      • Supposedly they have some locations in New Jersey and elsewhere, but otherwise feels like any old local spot. Totally normal pizza, but the quality is high.
  • sLICe
    • Long Island City, Queens
      • I don’t want to like a place called sLICe, but they make a good one.
  • Smith St. Pizza
    • Cobble Hill, Brooklyn
      • I can’t tell if this is a bougie place pretending to be normal, or a normal place pretending to be bougie, but either way it’s a fine slice.
  • Lucia of Avenue X
    • Sheepshead Bay, Brooklyn
      • Another one that’s so far flung that you will probably never go there—and it’s shocking that something this good and new can exist in Sheepshead Bay. But as I wrote in a previous post, I imagine they’ll have a location closer to civilization soon. Ride the wave. (UPDATE: They indeed have opened a new location in Soho.) 
  • Scarr’s
    • Lower East Side, Manhattan
      • Rare magic of pure hype delivering in every respect.
  • Sauce & Soda
    • Bushwick, Brooklyn
      • Still a little mad that this place is so good.
  • Andiamo
    • Midtown, Manhattan
      • Nothing to say about this one. But every time I’ve had it out of pure convenient circumstance, I walk away surprised at how much I enjoyed it.
  • Nolita Pizza
    • Nolita
      • Go for the pizza, stay for the wildly incongruous celebrity photos on the wall.
  • Paulie Gee’s Slice Shop
    • Greenpoint, Brooklyn
      • Can’t argue with it.
  • Smiling Pizza
    • Park Slope, Brooklyn
      • This one might not actually belong on the list. But it’s snuck in on pure aesthetics.
  • Artichoke
    • whatever
      • Whatever.
  • Mama’s Too
    • Upper West Side
      • Give it a year or two for the lines to die down.
  • Upside
    • Manhattan
      • Another chain around Manhattan, started by some so-and-so who got his start at some such place. Trying too hard, but it’s legit good.
  • Rizzo’s
    • Astoria, Queens
      • Their whole thing is this extra thin crust, which is never thin on flavor!!!
  • J&V Pizzeria
    • Bensonhurst, Brooklyn
      • Trying to decide whether or not to include this place, because their owners constantly play insane right wing news channels on the store TVs. But we’re here to purely and honestly judge the pizza, and the pizza is like a solid 7.9. Oh also it’s one of the most incredible, untouched 70s era interiors you’ll see, and I just hope that the psychotic fascist owners sell it, and that the new owners don’t touch a single thing.
  • NYC Pizza Kitchen
    • Midtown
      • Absolutely hate that I’m including a place called “NYC Pizza Kitchen.”

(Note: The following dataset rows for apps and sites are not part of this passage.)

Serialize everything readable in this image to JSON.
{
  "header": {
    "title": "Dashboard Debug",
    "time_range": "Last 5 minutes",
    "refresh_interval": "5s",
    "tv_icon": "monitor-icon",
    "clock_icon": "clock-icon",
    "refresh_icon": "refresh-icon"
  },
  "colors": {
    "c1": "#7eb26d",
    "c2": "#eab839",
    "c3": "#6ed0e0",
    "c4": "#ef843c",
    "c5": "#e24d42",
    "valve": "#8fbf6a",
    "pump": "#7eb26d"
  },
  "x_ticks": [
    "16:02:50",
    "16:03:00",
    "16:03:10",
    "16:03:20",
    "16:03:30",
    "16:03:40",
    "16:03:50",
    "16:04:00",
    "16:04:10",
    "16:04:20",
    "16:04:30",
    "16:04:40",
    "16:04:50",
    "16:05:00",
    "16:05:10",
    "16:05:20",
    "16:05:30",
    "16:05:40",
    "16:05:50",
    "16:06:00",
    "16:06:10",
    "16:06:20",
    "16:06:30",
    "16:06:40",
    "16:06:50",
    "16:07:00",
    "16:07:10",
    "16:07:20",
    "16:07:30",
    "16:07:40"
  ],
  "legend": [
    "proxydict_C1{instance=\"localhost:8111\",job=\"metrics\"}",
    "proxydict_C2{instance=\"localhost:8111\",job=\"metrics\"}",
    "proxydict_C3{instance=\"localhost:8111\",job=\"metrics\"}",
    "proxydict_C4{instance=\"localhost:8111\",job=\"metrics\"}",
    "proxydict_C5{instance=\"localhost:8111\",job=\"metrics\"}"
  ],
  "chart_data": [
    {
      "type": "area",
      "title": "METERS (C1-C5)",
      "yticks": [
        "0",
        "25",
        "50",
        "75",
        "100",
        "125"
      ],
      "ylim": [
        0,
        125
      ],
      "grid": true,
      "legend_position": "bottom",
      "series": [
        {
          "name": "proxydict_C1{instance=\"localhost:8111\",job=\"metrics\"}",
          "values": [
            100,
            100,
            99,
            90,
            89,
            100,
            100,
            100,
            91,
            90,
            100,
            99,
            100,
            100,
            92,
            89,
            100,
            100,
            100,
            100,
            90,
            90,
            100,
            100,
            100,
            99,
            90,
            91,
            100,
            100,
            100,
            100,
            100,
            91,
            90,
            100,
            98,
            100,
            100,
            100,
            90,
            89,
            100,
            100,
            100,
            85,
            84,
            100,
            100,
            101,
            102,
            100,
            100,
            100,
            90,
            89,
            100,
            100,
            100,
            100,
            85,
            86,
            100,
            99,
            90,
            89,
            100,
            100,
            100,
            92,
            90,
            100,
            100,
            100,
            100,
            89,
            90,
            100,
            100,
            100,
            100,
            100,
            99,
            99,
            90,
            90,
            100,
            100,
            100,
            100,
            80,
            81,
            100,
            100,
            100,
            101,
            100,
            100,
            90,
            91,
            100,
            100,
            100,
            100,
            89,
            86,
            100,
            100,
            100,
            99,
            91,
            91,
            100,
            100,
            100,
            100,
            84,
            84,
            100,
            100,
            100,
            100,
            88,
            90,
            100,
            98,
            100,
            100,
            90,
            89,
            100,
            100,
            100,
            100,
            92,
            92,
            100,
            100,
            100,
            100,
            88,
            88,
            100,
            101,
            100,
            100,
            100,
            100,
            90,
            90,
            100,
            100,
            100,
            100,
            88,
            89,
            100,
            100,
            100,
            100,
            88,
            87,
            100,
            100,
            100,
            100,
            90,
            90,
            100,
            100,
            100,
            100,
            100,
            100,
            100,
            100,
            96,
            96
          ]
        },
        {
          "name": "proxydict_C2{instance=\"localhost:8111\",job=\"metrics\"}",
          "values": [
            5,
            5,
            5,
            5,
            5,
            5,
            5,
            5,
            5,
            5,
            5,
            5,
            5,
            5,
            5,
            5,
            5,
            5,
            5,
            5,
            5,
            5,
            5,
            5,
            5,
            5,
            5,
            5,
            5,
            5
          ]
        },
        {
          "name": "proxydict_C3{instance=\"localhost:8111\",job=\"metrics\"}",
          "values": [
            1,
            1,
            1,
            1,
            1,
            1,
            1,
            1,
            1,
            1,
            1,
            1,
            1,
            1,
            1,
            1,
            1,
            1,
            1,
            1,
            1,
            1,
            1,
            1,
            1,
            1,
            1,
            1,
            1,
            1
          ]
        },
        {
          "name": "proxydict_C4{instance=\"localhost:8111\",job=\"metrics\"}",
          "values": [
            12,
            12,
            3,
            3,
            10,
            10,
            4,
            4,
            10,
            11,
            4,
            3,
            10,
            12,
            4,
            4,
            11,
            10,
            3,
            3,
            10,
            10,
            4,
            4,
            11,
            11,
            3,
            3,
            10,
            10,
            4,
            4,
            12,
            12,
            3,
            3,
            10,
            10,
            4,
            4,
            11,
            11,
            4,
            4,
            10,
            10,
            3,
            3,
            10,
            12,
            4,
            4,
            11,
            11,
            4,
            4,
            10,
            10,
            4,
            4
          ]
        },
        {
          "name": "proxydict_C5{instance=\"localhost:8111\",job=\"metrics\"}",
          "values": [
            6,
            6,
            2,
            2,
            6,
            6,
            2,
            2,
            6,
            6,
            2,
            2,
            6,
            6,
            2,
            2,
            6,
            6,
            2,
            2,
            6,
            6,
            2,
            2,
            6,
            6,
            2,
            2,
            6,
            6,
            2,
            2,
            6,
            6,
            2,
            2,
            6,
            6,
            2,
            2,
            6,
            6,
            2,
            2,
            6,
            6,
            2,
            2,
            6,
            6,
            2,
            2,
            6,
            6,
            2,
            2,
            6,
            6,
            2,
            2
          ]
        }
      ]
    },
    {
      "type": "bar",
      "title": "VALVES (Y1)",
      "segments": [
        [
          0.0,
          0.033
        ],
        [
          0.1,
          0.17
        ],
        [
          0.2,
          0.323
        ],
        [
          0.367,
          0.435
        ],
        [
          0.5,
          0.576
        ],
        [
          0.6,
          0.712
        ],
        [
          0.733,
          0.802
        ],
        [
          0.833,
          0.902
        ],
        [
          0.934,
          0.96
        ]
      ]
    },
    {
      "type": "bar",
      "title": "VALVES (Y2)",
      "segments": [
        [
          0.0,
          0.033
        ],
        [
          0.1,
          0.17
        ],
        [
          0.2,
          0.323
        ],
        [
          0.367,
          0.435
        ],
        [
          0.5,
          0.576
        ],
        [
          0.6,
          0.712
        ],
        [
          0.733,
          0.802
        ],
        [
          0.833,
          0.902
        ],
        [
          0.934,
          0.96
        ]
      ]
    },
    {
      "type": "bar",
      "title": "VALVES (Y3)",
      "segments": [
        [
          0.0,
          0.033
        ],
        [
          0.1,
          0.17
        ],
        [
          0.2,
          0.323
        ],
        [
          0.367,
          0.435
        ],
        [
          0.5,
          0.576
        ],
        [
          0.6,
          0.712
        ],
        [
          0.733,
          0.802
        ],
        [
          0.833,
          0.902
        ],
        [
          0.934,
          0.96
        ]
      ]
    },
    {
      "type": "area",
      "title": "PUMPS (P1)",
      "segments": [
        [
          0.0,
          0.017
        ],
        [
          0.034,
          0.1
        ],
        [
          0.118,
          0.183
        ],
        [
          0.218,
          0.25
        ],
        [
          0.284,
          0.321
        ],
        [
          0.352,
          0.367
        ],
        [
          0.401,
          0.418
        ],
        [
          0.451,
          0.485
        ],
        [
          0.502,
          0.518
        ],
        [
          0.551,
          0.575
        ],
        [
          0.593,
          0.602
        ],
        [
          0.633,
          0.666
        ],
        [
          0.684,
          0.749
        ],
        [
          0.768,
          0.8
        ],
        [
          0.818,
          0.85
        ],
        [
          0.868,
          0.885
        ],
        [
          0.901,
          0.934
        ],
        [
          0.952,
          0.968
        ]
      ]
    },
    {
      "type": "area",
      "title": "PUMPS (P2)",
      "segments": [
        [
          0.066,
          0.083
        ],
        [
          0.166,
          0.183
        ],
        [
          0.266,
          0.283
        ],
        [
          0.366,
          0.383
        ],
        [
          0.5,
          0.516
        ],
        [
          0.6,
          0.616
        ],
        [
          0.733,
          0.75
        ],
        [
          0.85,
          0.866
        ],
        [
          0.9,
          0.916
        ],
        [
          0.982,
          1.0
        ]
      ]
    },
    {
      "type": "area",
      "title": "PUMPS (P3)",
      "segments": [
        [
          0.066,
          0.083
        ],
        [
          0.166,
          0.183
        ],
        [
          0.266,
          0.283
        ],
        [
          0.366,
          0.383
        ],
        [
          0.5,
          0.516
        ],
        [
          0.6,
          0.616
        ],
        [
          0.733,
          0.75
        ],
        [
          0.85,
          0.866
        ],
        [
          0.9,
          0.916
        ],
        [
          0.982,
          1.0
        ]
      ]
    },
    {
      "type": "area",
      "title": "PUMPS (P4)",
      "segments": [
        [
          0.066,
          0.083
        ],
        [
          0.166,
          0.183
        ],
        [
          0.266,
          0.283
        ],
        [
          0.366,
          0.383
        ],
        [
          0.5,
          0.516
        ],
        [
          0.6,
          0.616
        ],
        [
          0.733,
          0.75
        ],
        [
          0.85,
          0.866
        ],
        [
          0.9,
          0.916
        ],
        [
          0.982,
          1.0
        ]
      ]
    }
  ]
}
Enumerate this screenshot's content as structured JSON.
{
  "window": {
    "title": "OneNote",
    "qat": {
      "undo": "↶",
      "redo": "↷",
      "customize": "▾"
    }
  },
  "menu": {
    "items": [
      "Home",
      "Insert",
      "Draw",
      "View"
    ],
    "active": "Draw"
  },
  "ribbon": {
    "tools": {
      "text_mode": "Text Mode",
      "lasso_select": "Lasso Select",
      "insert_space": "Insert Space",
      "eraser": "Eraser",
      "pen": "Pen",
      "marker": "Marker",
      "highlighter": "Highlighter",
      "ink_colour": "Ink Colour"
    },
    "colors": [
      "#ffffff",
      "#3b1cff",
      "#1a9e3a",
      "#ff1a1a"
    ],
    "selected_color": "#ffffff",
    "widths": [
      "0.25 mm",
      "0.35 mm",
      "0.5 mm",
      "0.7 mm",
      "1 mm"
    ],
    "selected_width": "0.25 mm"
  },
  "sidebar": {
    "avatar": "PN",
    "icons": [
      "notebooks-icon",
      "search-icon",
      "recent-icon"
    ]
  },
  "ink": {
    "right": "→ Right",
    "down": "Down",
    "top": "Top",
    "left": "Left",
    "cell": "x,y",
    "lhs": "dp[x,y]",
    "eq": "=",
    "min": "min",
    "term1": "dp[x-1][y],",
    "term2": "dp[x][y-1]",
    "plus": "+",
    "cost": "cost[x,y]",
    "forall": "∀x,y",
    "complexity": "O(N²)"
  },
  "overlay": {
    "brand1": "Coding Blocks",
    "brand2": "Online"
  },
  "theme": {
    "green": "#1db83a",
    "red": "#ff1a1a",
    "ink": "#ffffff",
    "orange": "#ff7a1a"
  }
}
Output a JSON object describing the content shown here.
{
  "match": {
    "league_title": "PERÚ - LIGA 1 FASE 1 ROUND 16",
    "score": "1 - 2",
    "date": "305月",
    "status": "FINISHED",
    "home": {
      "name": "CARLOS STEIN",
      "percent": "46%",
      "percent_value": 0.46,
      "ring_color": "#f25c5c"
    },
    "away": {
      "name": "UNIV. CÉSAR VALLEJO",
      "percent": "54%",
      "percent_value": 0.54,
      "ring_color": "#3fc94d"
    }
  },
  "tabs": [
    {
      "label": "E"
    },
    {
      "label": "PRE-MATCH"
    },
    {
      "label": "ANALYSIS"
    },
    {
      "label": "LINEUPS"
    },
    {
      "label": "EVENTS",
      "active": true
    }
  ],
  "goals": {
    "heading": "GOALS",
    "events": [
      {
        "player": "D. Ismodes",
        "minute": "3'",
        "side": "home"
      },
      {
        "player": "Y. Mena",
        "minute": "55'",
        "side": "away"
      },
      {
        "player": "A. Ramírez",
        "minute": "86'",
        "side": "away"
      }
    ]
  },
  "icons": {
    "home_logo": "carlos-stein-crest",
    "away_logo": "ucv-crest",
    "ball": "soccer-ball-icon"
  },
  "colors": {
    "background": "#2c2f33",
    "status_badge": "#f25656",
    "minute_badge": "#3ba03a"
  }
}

* In no order, but I def thought of some before others, if you know what I mean.
* These are just slices; triangles from circles. Well, except for Louie’s grandma slice. If you want Detroit style, that’s a different list.
* Okay, that list is: Prince Street, Paulie Gee’s, and Uncle Sam’s
* No, I’ve never been to l’Industrie. Gag me. 

May 6, 2024

Lucia Pizza of Avenue X


Rigatoni alla vodka


I’ve written about Lucia before, so I won’t get into it here. Basically: surprisingly good pizza, surprisingly deep and hidden away in Sheepshead.

I don’t get there too often, it’s a solid half hour bike ride with almost no other destinations nearby. But I swung by the other night for a slice, and ended up instead ordering a plate of rigatoni alla vodka, which was seemingly their weekly pasta special.

The slice was good. The rigatoni was great. Just so satisfying, spicy but delicate. I’m still mad that it was twenty dollars, but then I think about wanting to eat another plate of it and forget about that part.

Anyway, Lucia Pizza of Avenue X. Be prepared to see some new location of this place pop up in, like, Dumbo before too long.